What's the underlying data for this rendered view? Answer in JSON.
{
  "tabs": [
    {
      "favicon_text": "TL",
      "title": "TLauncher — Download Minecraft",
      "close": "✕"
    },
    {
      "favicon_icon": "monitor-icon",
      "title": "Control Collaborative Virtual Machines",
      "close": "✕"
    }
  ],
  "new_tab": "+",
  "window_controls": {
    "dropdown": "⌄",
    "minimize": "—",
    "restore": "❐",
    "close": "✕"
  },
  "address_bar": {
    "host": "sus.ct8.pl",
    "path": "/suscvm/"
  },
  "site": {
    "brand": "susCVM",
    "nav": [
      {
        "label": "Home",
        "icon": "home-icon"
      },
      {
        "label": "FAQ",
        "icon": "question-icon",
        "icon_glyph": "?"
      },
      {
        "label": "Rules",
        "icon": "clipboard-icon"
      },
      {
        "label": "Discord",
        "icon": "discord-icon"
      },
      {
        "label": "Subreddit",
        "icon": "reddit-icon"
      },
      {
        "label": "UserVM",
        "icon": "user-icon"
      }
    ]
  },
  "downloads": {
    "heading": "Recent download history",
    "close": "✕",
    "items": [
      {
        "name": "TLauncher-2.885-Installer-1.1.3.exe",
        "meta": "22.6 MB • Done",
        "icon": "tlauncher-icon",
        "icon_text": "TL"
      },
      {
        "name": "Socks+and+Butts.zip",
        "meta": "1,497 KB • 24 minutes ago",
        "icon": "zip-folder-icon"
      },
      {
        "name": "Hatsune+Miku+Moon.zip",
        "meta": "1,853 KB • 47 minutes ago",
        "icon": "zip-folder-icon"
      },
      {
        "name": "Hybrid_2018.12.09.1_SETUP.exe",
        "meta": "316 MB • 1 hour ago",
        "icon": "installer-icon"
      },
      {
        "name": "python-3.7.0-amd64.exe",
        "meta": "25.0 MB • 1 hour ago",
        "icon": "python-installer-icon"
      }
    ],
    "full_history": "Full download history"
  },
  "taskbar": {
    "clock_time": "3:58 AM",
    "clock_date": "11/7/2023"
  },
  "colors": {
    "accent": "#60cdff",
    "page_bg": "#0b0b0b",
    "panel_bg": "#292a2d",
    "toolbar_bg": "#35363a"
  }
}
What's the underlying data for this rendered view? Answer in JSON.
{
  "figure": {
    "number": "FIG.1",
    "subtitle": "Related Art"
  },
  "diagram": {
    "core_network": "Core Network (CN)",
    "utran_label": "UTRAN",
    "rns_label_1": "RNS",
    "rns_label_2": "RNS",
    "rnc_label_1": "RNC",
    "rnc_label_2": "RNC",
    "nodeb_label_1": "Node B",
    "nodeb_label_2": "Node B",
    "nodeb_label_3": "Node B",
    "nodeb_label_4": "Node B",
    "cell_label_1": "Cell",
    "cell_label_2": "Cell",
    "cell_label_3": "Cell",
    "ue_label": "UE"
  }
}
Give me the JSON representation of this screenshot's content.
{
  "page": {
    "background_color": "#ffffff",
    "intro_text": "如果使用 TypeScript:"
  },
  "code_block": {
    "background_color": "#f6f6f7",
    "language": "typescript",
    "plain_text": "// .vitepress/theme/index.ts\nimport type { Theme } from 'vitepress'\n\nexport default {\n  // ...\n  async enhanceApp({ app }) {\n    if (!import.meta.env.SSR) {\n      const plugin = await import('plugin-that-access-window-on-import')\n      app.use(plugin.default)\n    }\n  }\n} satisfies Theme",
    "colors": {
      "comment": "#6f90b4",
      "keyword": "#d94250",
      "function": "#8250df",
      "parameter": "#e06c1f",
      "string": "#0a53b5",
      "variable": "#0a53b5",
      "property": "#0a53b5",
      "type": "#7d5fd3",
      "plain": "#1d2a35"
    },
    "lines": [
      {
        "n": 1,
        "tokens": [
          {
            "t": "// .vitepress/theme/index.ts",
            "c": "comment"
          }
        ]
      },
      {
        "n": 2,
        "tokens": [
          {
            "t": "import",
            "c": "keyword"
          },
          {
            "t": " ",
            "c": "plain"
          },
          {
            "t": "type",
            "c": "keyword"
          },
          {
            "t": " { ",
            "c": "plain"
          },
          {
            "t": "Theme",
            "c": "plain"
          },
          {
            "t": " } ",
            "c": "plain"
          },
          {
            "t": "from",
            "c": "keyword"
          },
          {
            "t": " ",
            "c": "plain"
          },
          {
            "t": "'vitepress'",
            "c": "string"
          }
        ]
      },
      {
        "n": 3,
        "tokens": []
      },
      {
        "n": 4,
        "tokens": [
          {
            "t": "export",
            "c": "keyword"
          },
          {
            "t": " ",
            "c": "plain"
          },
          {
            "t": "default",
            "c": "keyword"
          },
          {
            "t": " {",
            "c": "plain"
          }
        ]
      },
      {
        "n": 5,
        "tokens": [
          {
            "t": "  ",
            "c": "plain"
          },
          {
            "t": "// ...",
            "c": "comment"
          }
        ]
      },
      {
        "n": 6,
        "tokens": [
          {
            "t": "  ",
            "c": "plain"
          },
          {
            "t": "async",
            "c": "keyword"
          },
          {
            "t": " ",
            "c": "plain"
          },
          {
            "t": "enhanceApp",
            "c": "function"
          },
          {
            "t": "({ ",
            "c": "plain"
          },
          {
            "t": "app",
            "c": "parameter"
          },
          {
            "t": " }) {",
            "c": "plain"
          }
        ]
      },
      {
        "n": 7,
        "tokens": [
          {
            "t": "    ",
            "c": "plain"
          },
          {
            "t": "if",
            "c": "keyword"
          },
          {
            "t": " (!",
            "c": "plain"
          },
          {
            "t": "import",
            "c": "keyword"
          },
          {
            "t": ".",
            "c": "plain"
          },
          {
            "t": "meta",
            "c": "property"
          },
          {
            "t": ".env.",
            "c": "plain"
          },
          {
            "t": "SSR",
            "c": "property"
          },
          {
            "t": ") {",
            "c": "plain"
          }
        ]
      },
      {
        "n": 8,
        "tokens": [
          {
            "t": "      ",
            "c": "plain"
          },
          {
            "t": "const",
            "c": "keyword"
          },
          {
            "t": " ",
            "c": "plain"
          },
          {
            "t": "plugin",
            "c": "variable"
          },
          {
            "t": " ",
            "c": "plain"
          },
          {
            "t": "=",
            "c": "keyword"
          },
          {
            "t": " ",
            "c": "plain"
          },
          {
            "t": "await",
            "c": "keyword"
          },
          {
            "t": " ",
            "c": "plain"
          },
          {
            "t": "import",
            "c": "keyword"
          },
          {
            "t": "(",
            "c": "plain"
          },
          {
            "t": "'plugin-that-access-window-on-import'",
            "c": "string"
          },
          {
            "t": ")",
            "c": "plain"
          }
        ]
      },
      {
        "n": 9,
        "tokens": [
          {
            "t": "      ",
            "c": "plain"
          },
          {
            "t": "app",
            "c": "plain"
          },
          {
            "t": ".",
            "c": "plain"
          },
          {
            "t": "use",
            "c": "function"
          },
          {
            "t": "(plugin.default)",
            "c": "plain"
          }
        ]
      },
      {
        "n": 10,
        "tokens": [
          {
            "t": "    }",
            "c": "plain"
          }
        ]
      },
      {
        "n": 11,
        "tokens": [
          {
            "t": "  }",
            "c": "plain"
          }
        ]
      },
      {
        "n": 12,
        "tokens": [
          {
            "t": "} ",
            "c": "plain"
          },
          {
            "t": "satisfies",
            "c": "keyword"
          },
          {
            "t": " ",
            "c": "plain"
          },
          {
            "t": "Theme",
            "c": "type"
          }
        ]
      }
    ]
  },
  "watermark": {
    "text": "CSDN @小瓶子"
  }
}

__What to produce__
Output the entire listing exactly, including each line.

__Task response__
What's the underlying data for this rendered view? Answer in JSON.
{
  "tabs": [
    {
      "favicon_text": "TL",
      "title": "TLauncher — Download Minecraft",
      "close": "✕"
    },
    {
      "favicon_icon": "monitor-icon",
      "title": "Control Collaborative Virtual Machines",
      "close": "✕"
    }
  ],
  "new_tab": "+",
  "window_controls": {
    "dropdown": "⌄",
    "minimize": "—",
    "restore": "❐",
    "close": "✕"
  },
  "address_bar": {
    "host": "sus.ct8.pl",
    "path": "/suscvm/"
  },
  "site": {
    "brand": "susCVM",
    "nav": [
      {
        "label": "Home",
        "icon": "home-icon"
      },
      {
        "label": "FAQ",
        "icon": "question-icon",
        "icon_glyph": "?"
      },
      {
        "label": "Rules",
        "icon": "clipboard-icon"
      },
      {
        "label": "Discord",
        "icon": "discord-icon"
      },
      {
        "label": "Subreddit",
        "icon": "reddit-icon"
      },
      {
        "label": "UserVM",
        "icon": "user-icon"
      }
    ]
  },
  "downloads": {
    "heading": "Recent download history",
    "close": "✕",
    "items": [
      {
        "name": "TLauncher-2.885-Installer-1.1.3.exe",
        "meta": "22.6 MB • Done",
        "icon": "tlauncher-icon",
        "icon_text": "TL"
      },
      {
        "name": "Socks+and+Butts.zip",
        "meta": "1,497 KB • 24 minutes ago",
        "icon": "zip-folder-icon"
      },
      {
        "name": "Hatsune+Miku+Moon.zip",
        "meta": "1,853 KB • 47 minutes ago",
        "icon": "zip-folder-icon"
      },
      {
        "name": "Hybrid_2018.12.09.1_SETUP.exe",
        "meta": "316 MB • 1 hour ago",
        "icon": "installer-icon"
      },
      {
        "name": "python-3.7.0-amd64.exe",
        "meta": "25.0 MB • 1 hour ago",
        "icon": "python-installer-icon"
      }
    ],
    "full_history": "Full download history"
  },
  "taskbar": {
    "clock_time": "3:58 AM",
    "clock_date": "11/7/2023"
  },
  "colors": {
    "accent": "#60cdff",
    "page_bg": "#0b0b0b",
    "panel_bg": "#292a2d",
    "toolbar_bg": "#35363a"
  }
}
What's the underlying data for this rendered view? Answer in JSON.
{
  "figure": {
    "number": "FIG.1",
    "subtitle": "Related Art"
  },
  "diagram": {
    "core_network": "Core Network (CN)",
    "utran_label": "UTRAN",
    "rns_label_1": "RNS",
    "rns_label_2": "RNS",
    "rnc_label_1": "RNC",
    "rnc_label_2": "RNC",
    "nodeb_label_1": "Node B",
    "nodeb_label_2": "Node B",
    "nodeb_label_3": "Node B",
    "nodeb_label_4": "Node B",
    "cell_label_1": "Cell",
    "cell_label_2": "Cell",
    "cell_label_3": "Cell",
    "ue_label": "UE"
  }
}
Give me the JSON representation of this screenshot's content.
{
  "page": {
    "background_color": "#ffffff",
    "intro_text": "如果使用 TypeScript:"
  },
  "code_block": {
    "background_color": "#f6f6f7",
    "language": "typescript",
    "plain_text": "// .vitepress/theme/index.ts\nimport type { Theme } from 'vitepress'\n\nexport default {\n  // ...\n  async enhanceApp({ app }) {\n    if (!import.meta.env.SSR) {\n      const plugin = await import('plugin-that-access-window-on-import')\n      app.use(plugin.default)\n    }\n  }\n} satisfies Theme",
    "colors": {
      "comment": "#6f90b4",
      "keyword": "#d94250",
      "function": "#8250df",
      "parameter": "#e06c1f",
      "string": "#0a53b5",
      "variable": "#0a53b5",
      "property": "#0a53b5",
      "type": "#7d5fd3",
      "plain": "#1d2a35"
    },
    "lines": [
      {
        "n": 1,
        "tokens": [
          {
            "t": "// .vitepress/theme/index.ts",
            "c": "comment"
          }
        ]
      },
      {
        "n": 2,
        "tokens": [
          {
            "t": "import",
            "c": "keyword"
          },
          {
            "t": " ",
            "c": "plain"
          },
          {
            "t": "type",
            "c": "keyword"
          },
          {
            "t": " { ",
            "c": "plain"
          },
          {
            "t": "Theme",
            "c": "plain"
          },
          {
            "t": " } ",
            "c": "plain"
          },
          {
            "t": "from",
            "c": "keyword"
          },
          {
            "t": " ",
            "c": "plain"
          },
          {
            "t": "'vitepress'",
            "c": "string"
          }
        ]
      },
      {
        "n": 3,
        "tokens": []
      },
      {
        "n": 4,
        "tokens": [
          {
            "t": "export",
            "c": "keyword"
          },
          {
            "t": " ",
            "c": "plain"
          },
          {
            "t": "default",
            "c": "keyword"
          },
          {
            "t": " {",
            "c": "plain"
          }
        ]
      },
      {
        "n": 5,
        "tokens": [
          {
            "t": "  ",
            "c": "plain"
          },
          {
            "t": "// ...",
            "c": "comment"
          }
        ]
      },
      {
        "n": 6,
        "tokens": [
          {
            "t": "  ",
            "c": "plain"
          },
          {
            "t": "async",
            "c": "keyword"
          },
          {
            "t": " ",
            "c": "plain"
          },
          {
            "t": "enhanceApp",
            "c": "function"
          },
          {
            "t": "({ ",
            "c": "plain"
          },
          {
            "t": "app",
            "c": "parameter"
          },
          {
            "t": " }) {",
            "c": "plain"
          }
        ]
      },
      {
        "n": 7,
        "tokens": [
          {
            "t": "    ",
            "c": "plain"
          },
          {
            "t": "if",
            "c": "keyword"
          },
          {
            "t": " (!",
            "c": "plain"
          },
          {
            "t": "import",
            "c": "keyword"
          },
          {
            "t": ".",
            "c": "plain"
          },
          {
            "t": "meta",
            "c": "property"
          },
          {
            "t": ".env.",
            "c": "plain"
          },
          {
            "t": "SSR",
            "c": "property"
          },
          {
            "t": ") {",
            "c": "plain"
          }
        ]
      },
      {
        "n": 8,
        "tokens": [
          {
            "t": "      ",
            "c": "plain"
          },
          {
            "t": "const",
            "c": "keyword"
          },
          {
            "t": " ",
            "c": "plain"
          },
          {
            "t": "plugin",
            "c": "variable"
          },
          {
            "t": " ",
            "c": "plain"
          },
          {
            "t": "=",
            "c": "keyword"
          },
          {
            "t": " ",
            "c": "plain"
          },
          {
            "t": "await",
            "c": "keyword"
          },
          {
            "t": " ",
            "c": "plain"
          },
          {
            "t": "import",
            "c": "keyword"
          },
          {
            "t": "(",
            "c": "plain"
          },
          {
            "t": "'plugin-that-access-window-on-import'",
            "c": "string"
          },
          {
            "t": ")",
            "c": "plain"
          }
        ]
      },
      {
        "n": 9,
        "tokens": [
          {
            "t": "      ",
            "c": "plain"
          },
          {
            "t": "app",
            "c": "plain"
          },
          {
            "t": ".",
            "c": "plain"
          },
          {
            "t": "use",
            "c": "function"
          },
          {
            "t": "(plugin.default)",
            "c": "plain"
          }
        ]
      },
      {
        "n": 10,
        "tokens": [
          {
            "t": "    }",
            "c": "plain"
          }
        ]
      },
      {
        "n": 11,
        "tokens": [
          {
            "t": "  }",
            "c": "plain"
          }
        ]
      },
      {
        "n": 12,
        "tokens": [
          {
            "t": "} ",
            "c": "plain"
          },
          {
            "t": "satisfies",
            "c": "keyword"
          },
          {
            "t": " ",
            "c": "plain"
          },
          {
            "t": "Theme",
            "c": "type"
          }
        ]
      }
    ]
  },
  "watermark": {
    "text": "CSDN @小瓶子"
  }
}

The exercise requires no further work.